HOW TO COMPLETE THIS TASK: Which lines in the records below contain the word "JSON"? Return each of them.
START EXERCISE DATA
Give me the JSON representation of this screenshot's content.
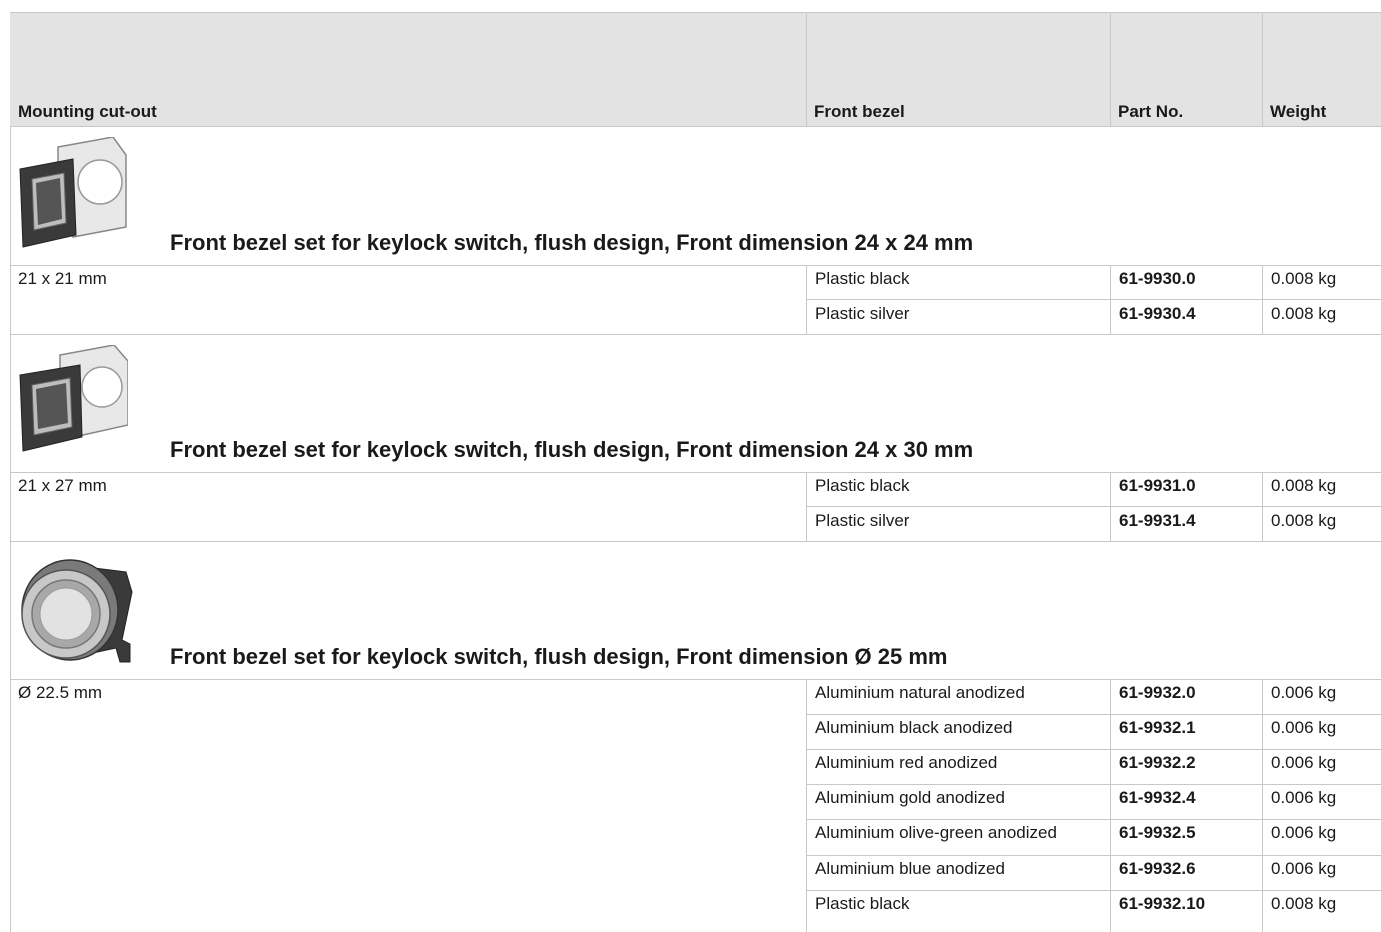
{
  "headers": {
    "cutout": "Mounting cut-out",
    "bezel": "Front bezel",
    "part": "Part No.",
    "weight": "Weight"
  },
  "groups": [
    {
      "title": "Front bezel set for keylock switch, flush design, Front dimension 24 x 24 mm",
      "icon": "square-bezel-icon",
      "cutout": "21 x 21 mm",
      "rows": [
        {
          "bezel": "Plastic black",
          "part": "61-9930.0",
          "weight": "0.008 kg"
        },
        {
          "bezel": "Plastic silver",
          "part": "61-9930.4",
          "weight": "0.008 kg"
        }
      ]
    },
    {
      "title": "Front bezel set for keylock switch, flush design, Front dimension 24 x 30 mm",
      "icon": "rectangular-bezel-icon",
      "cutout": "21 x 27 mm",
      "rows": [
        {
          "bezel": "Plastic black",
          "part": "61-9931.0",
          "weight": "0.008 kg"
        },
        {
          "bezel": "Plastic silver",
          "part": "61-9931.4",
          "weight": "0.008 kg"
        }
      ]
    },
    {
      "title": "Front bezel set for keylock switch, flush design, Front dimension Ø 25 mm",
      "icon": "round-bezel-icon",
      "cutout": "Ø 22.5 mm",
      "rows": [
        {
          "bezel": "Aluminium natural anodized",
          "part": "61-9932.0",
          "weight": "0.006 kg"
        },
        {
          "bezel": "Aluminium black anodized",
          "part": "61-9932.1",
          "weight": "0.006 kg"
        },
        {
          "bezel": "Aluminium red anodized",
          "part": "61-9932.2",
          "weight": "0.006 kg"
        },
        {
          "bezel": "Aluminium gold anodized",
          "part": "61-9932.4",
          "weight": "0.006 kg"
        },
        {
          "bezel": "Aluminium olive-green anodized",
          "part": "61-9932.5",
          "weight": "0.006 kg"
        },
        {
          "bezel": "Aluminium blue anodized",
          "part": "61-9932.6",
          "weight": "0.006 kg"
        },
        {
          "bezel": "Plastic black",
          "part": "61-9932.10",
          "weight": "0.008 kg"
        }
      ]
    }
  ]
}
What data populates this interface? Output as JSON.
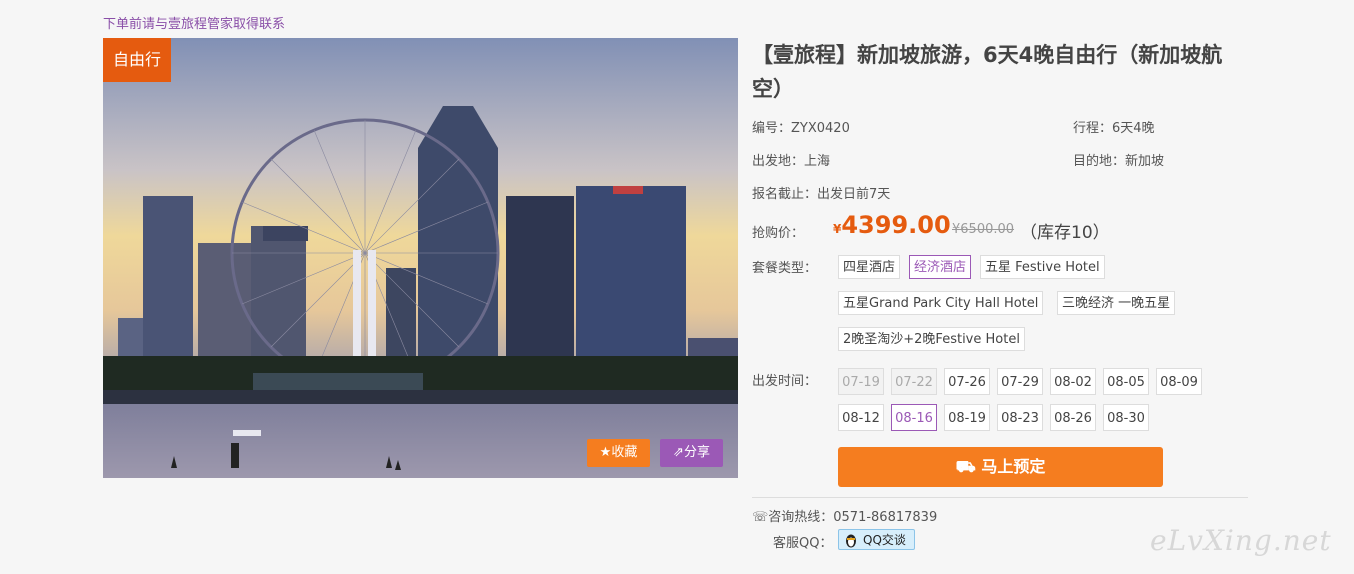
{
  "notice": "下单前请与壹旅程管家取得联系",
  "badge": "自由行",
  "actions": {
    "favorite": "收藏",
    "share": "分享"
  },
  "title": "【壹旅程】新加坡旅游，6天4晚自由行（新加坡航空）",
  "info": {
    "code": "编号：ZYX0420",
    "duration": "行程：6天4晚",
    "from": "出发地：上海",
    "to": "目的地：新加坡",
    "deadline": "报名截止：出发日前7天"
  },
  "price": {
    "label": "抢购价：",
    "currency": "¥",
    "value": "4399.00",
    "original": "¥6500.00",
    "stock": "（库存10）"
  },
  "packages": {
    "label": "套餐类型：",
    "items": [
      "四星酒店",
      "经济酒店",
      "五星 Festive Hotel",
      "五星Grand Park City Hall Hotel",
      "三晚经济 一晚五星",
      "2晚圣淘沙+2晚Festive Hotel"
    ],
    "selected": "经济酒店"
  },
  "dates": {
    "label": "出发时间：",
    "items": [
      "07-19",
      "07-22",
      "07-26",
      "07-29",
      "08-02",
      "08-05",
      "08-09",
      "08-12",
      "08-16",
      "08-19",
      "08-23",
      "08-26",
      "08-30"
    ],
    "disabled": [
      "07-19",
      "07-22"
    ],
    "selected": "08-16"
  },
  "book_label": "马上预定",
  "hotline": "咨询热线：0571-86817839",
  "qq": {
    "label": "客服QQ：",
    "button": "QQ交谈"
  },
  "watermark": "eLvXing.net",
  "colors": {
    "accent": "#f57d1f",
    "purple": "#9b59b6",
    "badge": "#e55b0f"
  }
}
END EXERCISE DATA
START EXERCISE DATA
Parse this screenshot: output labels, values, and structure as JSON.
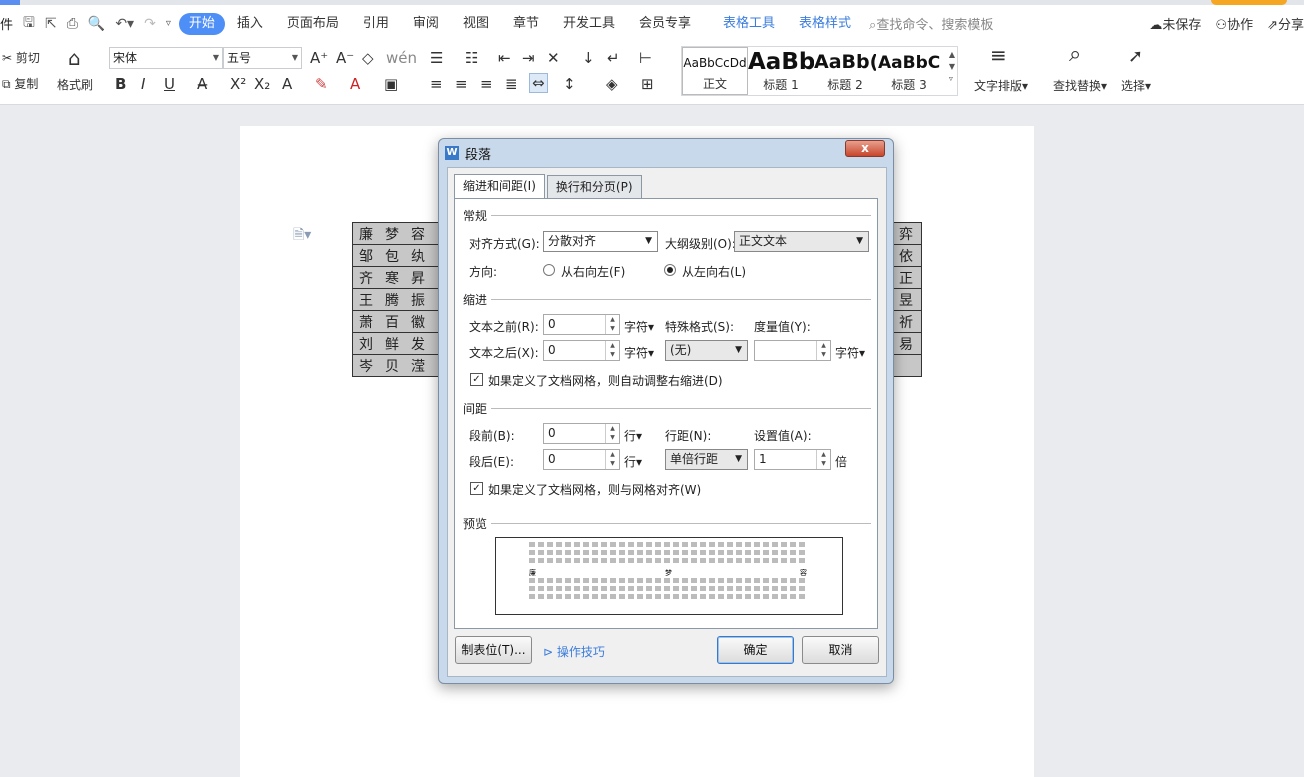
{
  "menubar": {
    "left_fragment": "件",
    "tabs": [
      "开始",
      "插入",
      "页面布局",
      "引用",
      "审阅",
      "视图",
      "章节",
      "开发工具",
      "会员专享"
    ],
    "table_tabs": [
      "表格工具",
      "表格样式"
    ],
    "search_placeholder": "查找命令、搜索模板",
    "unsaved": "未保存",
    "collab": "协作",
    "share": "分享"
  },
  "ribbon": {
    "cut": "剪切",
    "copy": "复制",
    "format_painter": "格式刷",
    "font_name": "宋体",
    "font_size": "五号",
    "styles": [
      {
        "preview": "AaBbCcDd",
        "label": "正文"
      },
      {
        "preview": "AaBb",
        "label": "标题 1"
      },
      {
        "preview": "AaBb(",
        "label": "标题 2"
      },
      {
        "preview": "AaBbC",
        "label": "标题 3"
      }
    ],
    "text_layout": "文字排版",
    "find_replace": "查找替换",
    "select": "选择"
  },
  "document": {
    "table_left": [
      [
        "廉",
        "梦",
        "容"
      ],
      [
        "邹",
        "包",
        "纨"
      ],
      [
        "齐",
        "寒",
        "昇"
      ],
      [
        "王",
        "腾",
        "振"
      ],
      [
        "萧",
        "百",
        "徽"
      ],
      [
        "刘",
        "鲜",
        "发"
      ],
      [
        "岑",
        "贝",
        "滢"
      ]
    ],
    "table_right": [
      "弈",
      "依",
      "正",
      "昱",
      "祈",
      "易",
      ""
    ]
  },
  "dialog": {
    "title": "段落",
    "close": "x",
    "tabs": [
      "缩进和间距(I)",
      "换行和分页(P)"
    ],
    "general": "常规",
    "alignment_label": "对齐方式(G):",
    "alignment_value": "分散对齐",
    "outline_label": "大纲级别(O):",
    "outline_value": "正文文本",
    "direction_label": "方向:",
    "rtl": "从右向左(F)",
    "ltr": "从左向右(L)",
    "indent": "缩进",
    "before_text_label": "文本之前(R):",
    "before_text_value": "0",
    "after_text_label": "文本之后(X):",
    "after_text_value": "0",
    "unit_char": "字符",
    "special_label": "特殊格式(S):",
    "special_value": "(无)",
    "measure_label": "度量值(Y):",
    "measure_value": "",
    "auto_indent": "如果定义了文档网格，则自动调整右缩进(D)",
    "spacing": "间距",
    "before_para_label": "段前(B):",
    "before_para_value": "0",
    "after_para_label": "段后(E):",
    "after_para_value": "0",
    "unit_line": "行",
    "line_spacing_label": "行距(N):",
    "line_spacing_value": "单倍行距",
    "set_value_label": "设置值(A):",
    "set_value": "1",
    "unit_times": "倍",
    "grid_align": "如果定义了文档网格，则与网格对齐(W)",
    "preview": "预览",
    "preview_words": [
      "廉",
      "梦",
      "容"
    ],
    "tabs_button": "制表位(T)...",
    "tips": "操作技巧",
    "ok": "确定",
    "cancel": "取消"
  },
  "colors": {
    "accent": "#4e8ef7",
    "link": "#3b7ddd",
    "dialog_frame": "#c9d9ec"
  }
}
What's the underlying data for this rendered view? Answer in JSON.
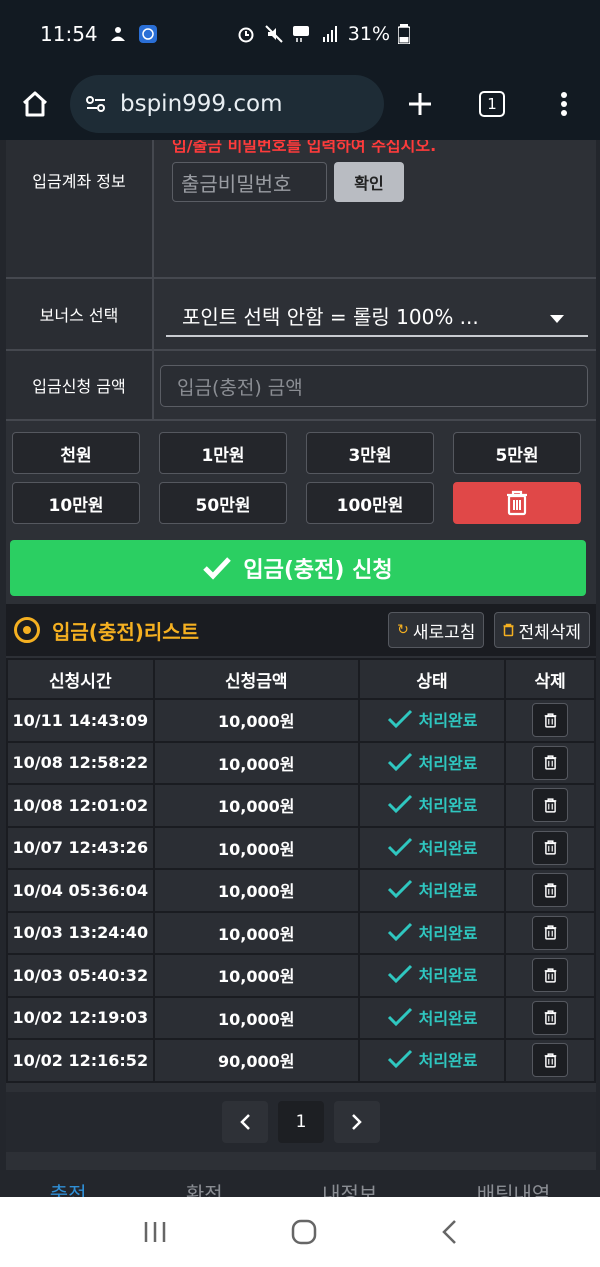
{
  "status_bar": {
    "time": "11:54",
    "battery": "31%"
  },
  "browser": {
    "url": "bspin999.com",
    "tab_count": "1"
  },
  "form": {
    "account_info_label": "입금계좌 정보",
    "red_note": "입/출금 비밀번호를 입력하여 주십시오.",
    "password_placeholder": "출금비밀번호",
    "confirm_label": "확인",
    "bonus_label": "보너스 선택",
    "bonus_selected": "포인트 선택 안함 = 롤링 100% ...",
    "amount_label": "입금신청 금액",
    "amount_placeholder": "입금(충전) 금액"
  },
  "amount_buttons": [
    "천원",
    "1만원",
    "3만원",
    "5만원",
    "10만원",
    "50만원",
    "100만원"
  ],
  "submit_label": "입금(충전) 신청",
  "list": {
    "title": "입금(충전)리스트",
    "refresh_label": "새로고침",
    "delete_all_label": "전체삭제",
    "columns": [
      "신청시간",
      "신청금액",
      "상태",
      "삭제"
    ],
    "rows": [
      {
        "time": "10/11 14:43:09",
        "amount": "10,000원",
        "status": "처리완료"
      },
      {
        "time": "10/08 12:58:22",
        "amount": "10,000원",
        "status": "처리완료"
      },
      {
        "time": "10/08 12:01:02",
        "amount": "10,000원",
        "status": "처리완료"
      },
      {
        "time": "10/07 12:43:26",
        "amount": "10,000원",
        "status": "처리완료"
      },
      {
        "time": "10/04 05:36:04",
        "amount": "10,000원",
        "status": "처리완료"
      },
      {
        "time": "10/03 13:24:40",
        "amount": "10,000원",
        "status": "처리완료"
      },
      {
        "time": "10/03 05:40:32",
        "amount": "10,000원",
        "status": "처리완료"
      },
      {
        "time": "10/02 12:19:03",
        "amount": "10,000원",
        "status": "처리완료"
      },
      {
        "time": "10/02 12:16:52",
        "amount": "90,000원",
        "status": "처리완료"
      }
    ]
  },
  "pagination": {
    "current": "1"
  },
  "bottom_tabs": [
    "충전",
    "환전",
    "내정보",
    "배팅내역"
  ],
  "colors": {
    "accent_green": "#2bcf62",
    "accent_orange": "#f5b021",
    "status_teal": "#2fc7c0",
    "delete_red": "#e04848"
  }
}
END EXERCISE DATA
PROBLEM SOLUTION:
Give me the JSON representation of this screenshot's content.
What data populates this interface? Output as JSON.
Parse this screenshot: output labels, values, and structure as JSON.
What's the underlying data for this rendered view? Answer in JSON.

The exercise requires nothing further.